Nerves May Sustain Prostate Cancer Progression
Norepinephrine may increase blood vessel growth in prostate cancer tumors.
Certain nerves may promote prostate cancer growth by provoking blood vessel proliferation, according to a new study published by Science. The study results also suggest that beta blockers may be able to kill prostate cancer cells.
“Solid tumors depend on an expanding blood supply to thrive,” said lead researcher Paul Frenette, MD. “Here we show that nerves stimulate the new blood vessels that encourage prostate tumor growth—and that we can short-circuit nerve stimulation to prevent new vessels from forming. This opens up an entirely new strategy for treating prostate cancer—one that we may be able to pursue using existing drugs.”
Prostate cancer is the second most common cancer in men, with more than 161,000 new cases diagnosed in 2017. Understanding what fuels cancer progression can lead to better treatments and optimal patient outcomes, according to the study authors.
The team of researchers previously found that nerve cells played a crucial role in prostate cancer. Specifically, nerves in the sympathetic nervous system were observed to create norepinephrine, which binds to and stimulates receptors on cancer connective tissue cells, according to the authors.
In the current study, the authors examined how nerves in connective tissue can result in prostate cancer growth in mice models.

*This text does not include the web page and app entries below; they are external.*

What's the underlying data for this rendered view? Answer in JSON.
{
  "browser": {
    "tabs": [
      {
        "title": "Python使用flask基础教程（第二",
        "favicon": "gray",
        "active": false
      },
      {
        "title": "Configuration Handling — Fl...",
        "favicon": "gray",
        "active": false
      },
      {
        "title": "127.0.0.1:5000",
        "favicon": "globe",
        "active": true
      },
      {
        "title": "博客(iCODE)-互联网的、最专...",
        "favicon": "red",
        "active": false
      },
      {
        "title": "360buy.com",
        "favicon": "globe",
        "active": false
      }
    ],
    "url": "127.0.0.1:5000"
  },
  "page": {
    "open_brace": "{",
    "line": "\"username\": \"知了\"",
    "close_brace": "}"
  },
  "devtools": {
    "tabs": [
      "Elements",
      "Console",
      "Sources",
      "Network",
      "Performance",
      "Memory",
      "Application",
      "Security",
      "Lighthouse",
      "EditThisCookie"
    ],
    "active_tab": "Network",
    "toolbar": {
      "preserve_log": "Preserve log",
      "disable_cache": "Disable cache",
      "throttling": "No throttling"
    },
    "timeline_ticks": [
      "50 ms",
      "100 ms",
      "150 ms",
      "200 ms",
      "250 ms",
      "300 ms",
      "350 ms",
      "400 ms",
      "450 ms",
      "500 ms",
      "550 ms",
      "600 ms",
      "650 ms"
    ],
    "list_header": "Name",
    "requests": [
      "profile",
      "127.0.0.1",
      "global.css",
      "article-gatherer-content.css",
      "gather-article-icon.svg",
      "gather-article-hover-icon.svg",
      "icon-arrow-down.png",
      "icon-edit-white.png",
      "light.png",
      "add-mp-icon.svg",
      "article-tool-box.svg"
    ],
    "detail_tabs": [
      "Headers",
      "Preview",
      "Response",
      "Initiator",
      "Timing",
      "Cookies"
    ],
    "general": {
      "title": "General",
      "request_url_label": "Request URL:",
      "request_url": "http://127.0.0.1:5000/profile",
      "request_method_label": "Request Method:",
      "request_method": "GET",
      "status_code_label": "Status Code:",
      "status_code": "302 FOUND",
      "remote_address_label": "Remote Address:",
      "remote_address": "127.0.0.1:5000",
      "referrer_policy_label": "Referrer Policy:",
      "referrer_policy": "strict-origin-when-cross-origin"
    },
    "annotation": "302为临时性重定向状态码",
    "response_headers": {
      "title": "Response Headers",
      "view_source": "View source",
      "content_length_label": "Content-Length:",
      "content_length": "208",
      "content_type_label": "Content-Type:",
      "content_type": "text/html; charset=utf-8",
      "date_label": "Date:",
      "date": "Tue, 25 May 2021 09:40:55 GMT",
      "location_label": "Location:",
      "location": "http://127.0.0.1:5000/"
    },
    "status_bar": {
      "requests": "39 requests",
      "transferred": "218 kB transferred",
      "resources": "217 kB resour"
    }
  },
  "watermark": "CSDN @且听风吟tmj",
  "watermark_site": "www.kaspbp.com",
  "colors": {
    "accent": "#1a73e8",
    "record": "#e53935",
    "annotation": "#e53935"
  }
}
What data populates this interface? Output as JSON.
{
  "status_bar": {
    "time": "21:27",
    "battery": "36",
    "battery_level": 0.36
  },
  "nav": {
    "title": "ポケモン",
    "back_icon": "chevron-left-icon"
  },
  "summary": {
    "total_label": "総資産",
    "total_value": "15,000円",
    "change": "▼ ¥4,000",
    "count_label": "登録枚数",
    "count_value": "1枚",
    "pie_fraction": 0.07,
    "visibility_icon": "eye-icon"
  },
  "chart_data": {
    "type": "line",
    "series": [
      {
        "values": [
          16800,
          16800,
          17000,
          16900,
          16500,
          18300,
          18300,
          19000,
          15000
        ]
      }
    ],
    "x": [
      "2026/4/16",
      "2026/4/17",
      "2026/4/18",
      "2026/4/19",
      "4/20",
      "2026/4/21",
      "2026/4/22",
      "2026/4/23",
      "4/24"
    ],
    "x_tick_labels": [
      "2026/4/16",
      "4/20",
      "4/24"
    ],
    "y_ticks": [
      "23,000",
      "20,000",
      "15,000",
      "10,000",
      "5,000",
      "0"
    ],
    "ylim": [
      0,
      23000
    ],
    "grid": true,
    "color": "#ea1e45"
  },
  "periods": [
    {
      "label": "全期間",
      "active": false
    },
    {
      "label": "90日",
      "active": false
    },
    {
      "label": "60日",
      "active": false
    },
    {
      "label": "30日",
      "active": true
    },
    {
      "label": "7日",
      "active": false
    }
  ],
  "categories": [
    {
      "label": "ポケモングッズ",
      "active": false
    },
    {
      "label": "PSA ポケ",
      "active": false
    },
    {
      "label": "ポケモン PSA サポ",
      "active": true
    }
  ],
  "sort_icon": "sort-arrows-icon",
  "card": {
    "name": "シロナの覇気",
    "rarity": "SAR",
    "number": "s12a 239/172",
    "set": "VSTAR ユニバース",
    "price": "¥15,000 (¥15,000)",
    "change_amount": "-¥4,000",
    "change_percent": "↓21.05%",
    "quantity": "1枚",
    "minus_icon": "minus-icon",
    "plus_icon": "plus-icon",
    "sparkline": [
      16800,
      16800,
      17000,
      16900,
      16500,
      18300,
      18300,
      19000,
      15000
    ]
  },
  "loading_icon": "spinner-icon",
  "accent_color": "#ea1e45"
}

After norepinephrine is released by nerve fibers, it binds to receptors on endothelial cells that line blood vessels. The authors discovered that this action hits an angio-metabolic switch, which alters how glucose is metabolized, according to the study.
Instead of using oxidative phosphorylation, endothelial cells were primarily relying on glycolysis to gain energy from glucose, according to the authors. Using glycolysis for glucose metabolism has previously been linked to cancer cells.
To determine how norepinephrine is involved with the metabolic switch, the investigators deleted a gene that codes for the receptor on blood vessel cells to remove the binding target, according to the study.
A lack of this binding site resulted in cells reverting back to oxidative phosphorylation and blocked new blood vessel creation.
“Oxidative phosphorylation generates more energy than glycolysis,” Dr Frenette said. “It may seem counter-intuitive, but this energy boost provided by oxidative phosphorylation diminishes endothelial cell function and inhibits angiogenesis—the formation of new blood vessels that sustains tumor growth.”
In the mouse model, the investigators found that stimulation from norepinephrine resulted in endothelial cells using glycolysis, leading to disease progression from a precancerous state to high-grade malignant state, according to the study.
The authors hypothesize that beta blockers could be used to inhibit the effects of norepinephrine and related compounds in prostate cancer. Other studies have suggested that these drugs may reduce metastasis and increase survival among men with prostate cancer.
“While we need to learn more about the role that norepinephrine-releasing nerves play in prostate cancer, it’s certainly worth exploring whether beta-blockers can improve disease outcomes,” Dr Frenette said.